**AIM OF THE EXERCISE**
In this exercise, write out the data word for word and leave every image out.
━━ DATA LISTING ━━
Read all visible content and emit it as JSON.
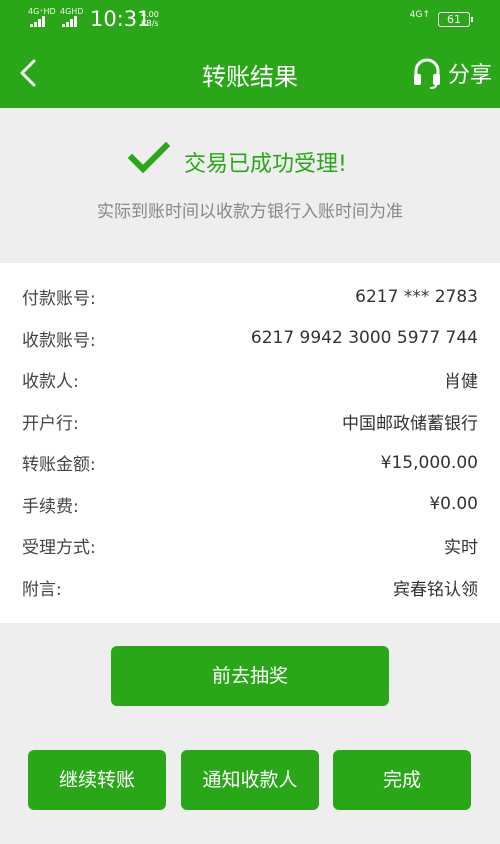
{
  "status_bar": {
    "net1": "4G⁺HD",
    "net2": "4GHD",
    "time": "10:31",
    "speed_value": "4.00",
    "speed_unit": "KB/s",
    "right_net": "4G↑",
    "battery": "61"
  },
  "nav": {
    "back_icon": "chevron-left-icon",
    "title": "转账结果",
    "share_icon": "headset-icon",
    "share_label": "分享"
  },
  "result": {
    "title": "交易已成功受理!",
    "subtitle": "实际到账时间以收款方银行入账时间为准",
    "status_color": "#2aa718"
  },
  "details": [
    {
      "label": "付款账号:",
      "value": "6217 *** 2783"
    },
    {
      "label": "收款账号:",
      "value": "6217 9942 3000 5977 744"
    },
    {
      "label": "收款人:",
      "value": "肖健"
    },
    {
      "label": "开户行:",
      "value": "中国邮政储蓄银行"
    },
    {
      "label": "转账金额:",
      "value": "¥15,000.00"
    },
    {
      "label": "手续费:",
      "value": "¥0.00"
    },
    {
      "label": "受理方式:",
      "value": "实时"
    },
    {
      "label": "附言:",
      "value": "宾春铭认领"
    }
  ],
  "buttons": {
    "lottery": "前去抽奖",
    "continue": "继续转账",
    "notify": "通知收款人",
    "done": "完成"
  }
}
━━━
**PROBLEM SOLUTION**
Read all visible content and emit it as JSON.
{
  "status_bar": {
    "net1": "4G⁺HD",
    "net2": "4GHD",
    "time": "10:31",
    "speed_value": "4.00",
    "speed_unit": "KB/s",
    "right_net": "4G↑",
    "battery": "61"
  },
  "nav": {
    "back_icon": "chevron-left-icon",
    "title": "转账结果",
    "share_icon": "headset-icon",
    "share_label": "分享"
  },
  "result": {
    "title": "交易已成功受理!",
    "subtitle": "实际到账时间以收款方银行入账时间为准",
    "status_color": "#2aa718"
  },
  "details": [
    {
      "label": "付款账号:",
      "value": "6217 *** 2783"
    },
    {
      "label": "收款账号:",
      "value": "6217 9942 3000 5977 744"
    },
    {
      "label": "收款人:",
      "value": "肖健"
    },
    {
      "label": "开户行:",
      "value": "中国邮政储蓄银行"
    },
    {
      "label": "转账金额:",
      "value": "¥15,000.00"
    },
    {
      "label": "手续费:",
      "value": "¥0.00"
    },
    {
      "label": "受理方式:",
      "value": "实时"
    },
    {
      "label": "附言:",
      "value": "宾春铭认领"
    }
  ],
  "buttons": {
    "lottery": "前去抽奖",
    "continue": "继续转账",
    "notify": "通知收款人",
    "done": "完成"
  }
}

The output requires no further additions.